▶ [Work to be completed] Using the records that follow, work out how many lines hold the string "active" and provide that number only.

▶ [The records]
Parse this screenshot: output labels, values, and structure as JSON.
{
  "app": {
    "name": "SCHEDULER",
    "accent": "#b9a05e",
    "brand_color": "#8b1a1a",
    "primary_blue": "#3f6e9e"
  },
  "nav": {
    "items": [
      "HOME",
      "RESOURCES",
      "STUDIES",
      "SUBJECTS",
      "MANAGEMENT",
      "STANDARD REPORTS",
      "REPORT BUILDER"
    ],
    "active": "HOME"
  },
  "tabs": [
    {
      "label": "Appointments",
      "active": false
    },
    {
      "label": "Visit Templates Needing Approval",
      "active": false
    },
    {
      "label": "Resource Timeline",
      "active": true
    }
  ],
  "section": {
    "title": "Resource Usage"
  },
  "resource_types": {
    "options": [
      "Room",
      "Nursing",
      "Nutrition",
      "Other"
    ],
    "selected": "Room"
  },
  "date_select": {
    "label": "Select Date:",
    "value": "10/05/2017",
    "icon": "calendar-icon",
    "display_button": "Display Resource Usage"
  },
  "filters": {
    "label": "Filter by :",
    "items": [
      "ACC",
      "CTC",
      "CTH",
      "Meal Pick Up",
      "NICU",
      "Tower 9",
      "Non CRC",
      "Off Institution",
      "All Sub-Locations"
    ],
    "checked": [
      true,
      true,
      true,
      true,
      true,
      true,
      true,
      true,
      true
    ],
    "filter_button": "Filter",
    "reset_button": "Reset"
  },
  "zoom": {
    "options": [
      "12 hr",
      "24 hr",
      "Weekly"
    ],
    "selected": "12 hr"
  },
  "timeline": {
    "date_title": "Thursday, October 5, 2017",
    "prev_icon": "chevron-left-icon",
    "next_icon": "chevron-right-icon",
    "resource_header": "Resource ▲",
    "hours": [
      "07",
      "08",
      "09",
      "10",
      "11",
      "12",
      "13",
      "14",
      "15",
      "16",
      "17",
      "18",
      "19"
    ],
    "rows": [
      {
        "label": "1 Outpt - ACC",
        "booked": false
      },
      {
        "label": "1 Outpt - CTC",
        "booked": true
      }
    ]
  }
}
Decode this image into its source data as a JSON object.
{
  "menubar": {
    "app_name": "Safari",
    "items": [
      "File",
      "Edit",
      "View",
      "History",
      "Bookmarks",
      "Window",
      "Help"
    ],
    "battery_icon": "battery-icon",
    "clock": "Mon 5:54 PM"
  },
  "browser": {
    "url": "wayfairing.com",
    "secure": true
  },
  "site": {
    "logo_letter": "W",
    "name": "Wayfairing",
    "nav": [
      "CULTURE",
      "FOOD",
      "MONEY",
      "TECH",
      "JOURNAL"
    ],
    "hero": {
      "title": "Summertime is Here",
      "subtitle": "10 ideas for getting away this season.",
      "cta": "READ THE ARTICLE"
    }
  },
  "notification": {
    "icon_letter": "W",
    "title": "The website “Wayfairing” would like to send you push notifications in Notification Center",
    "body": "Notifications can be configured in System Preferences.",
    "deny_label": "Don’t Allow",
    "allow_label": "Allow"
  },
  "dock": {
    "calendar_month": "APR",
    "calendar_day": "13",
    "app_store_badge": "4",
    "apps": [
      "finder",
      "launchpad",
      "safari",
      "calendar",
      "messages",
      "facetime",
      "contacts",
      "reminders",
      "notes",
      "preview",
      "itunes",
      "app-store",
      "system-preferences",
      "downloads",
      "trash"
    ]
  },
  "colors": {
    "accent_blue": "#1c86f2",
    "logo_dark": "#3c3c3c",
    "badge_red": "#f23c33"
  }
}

▶ [Response box] 4